A client reached out to me after reading my past post regarding the media industry landscape to point out that Comcast and Charter, while both in the business of providing video, data, and voice services to customers, are far from equal when it comes to revenue diversification.
This is a point that is certainly true. I probably should have been more specific in my prior post that my comments were meant to be focused on the TV business. With Comcast’s NBC Universal acquisition about eight years ago, the company became far more than just a cable company offering triple play packages to mostly residential customers.
Along those lines, Charter is a far more one-sided investment bet than Comcast is these days, and would be more susceptible to people who are cancelling their cable service and instead opting for Netflix and/or Prime Video.
Since these companies, along with Disney, have various business segments, I thought it would be helpful to illustrate where each gets its revenue from. The answers are a bit surprising.
Below is a chart that shows the percentage of total revenue that each media company gets from various businesses. Since Disney’s 2017 fiscal year is already over, I am showing data for their latest 12 months. For Comcast and Charter, only the first nine months results for 2017 are publicly available.
In my mind, there are a few notable things about this data:

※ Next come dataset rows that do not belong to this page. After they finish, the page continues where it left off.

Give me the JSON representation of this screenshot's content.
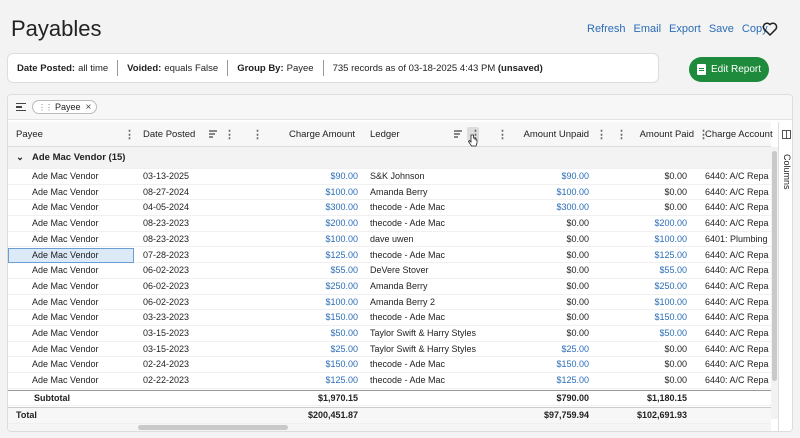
{
  "page": {
    "title": "Payables"
  },
  "actions": [
    "Refresh",
    "Email",
    "Export",
    "Save",
    "Copy"
  ],
  "filters": {
    "date_posted_label": "Date Posted:",
    "date_posted_value": "all time",
    "voided_label": "Voided:",
    "voided_value": "equals False",
    "group_by_label": "Group By:",
    "group_by_value": "Payee",
    "records_text": "735 records as of 03-18-2025 4:43 PM",
    "unsaved": "(unsaved)"
  },
  "edit_report": "Edit Report",
  "group_chip": "Payee",
  "columns": {
    "payee": "Payee",
    "date_posted": "Date Posted",
    "charge_amount": "Charge Amount",
    "ledger": "Ledger",
    "amount_unpaid": "Amount Unpaid",
    "amount_paid": "Amount Paid",
    "charge_account": "Charge Account"
  },
  "side_panel": "Columns",
  "group": {
    "label": "Ade Mac Vendor (15)"
  },
  "rows": [
    {
      "payee": "Ade Mac Vendor",
      "date": "03-13-2025",
      "charge": "$90.00",
      "ledger": "S&K Johnson",
      "unpaid": "$90.00",
      "paid": "$0.00",
      "account": "6440: A/C Repa"
    },
    {
      "payee": "Ade Mac Vendor",
      "date": "08-27-2024",
      "charge": "$100.00",
      "ledger": "Amanda Berry",
      "unpaid": "$100.00",
      "paid": "$0.00",
      "account": "6440: A/C Repa"
    },
    {
      "payee": "Ade Mac Vendor",
      "date": "04-05-2024",
      "charge": "$300.00",
      "ledger": "thecode - Ade Mac",
      "unpaid": "$300.00",
      "paid": "$0.00",
      "account": "6440: A/C Repa"
    },
    {
      "payee": "Ade Mac Vendor",
      "date": "08-23-2023",
      "charge": "$200.00",
      "ledger": "thecode - Ade Mac",
      "unpaid": "$0.00",
      "paid": "$200.00",
      "account": "6440: A/C Repa"
    },
    {
      "payee": "Ade Mac Vendor",
      "date": "08-23-2023",
      "charge": "$100.00",
      "ledger": "dave uwen",
      "unpaid": "$0.00",
      "paid": "$100.00",
      "account": "6401: Plumbing"
    },
    {
      "payee": "Ade Mac Vendor",
      "date": "07-28-2023",
      "charge": "$125.00",
      "ledger": "thecode - Ade Mac",
      "unpaid": "$0.00",
      "paid": "$125.00",
      "account": "6440: A/C Repa"
    },
    {
      "payee": "Ade Mac Vendor",
      "date": "06-02-2023",
      "charge": "$55.00",
      "ledger": "DeVere Stover",
      "unpaid": "$0.00",
      "paid": "$55.00",
      "account": "6440: A/C Repa"
    },
    {
      "payee": "Ade Mac Vendor",
      "date": "06-02-2023",
      "charge": "$250.00",
      "ledger": "Amanda Berry",
      "unpaid": "$0.00",
      "paid": "$250.00",
      "account": "6440: A/C Repa"
    },
    {
      "payee": "Ade Mac Vendor",
      "date": "06-02-2023",
      "charge": "$100.00",
      "ledger": "Amanda Berry 2",
      "unpaid": "$0.00",
      "paid": "$100.00",
      "account": "6440: A/C Repa"
    },
    {
      "payee": "Ade Mac Vendor",
      "date": "03-23-2023",
      "charge": "$150.00",
      "ledger": "thecode - Ade Mac",
      "unpaid": "$0.00",
      "paid": "$150.00",
      "account": "6440: A/C Repa"
    },
    {
      "payee": "Ade Mac Vendor",
      "date": "03-15-2023",
      "charge": "$50.00",
      "ledger": "Taylor Swift & Harry Styles",
      "unpaid": "$0.00",
      "paid": "$50.00",
      "account": "6440: A/C Repa"
    },
    {
      "payee": "Ade Mac Vendor",
      "date": "03-15-2023",
      "charge": "$25.00",
      "ledger": "Taylor Swift & Harry Styles",
      "unpaid": "$25.00",
      "paid": "$0.00",
      "account": "6440: A/C Repa"
    },
    {
      "payee": "Ade Mac Vendor",
      "date": "02-24-2023",
      "charge": "$150.00",
      "ledger": "thecode - Ade Mac",
      "unpaid": "$150.00",
      "paid": "$0.00",
      "account": "6440: A/C Repa"
    },
    {
      "payee": "Ade Mac Vendor",
      "date": "02-22-2023",
      "charge": "$125.00",
      "ledger": "thecode - Ade Mac",
      "unpaid": "$125.00",
      "paid": "$0.00",
      "account": "6440: A/C Repa"
    }
  ],
  "subtotal": {
    "label": "Subtotal",
    "charge": "$1,970.15",
    "unpaid": "$790.00",
    "paid": "$1,180.15"
  },
  "total": {
    "label": "Total",
    "charge": "$200,451.87",
    "unpaid": "$97,759.94",
    "paid": "$102,691.93"
  },
  "colors": {
    "link": "#2a6db6",
    "accent": "#1e8a3c"
  }
}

- Disney is the most diversified of the three, as one might expect. More than 55% of their revenue comes from sources other than television.
- 40% of Charter’s subscriber revenue comes from TV packages. This is comparable to, but lower than, Comcast’s non-NBCU division (44%).
- Because of Disney’s large parks/resorts segment (33% of revenue), they have less exposure to cable despite owning ESPN. Still, it is a large portion of the company at roughly 30%.
- If you want to play increased broadband adoption and higher speeds/prices over the longer term, Charter is actually the best option, as 34% of their subscriber revenue comes from high-speed internet services. The comparable figure for Comcast is just 17% (28% if you exclude the NBCU division).
As with any publicly traded security, price should play a material role in drawing conclusions about the merits of an investment. When I look at the valuations, Charter trades at a similar level to Disney, despite having no content library or dominant consumer franchises. Comcast trades at roughly a 10-20% discount to them, even though one might expect it to trade at a premium to Charter given the diversification of their revenue stream in an uncertain and ever-changing media landscape.
As a result, my personal rankings considering valuation, revenue diversification, and franchise positioning, would be 1) Disney, 2) Comcast, 3) Charter. If I was into the paired trade strategy, long Comcast/short Charter would look interesting over a multi-year period. Of course, the big question is whether Charter will make a play for a content business, or wireless provider, or something else to expand their horizons. In that scenario, the outlook would really depend on who they bought and how much they paid, not surprisingly.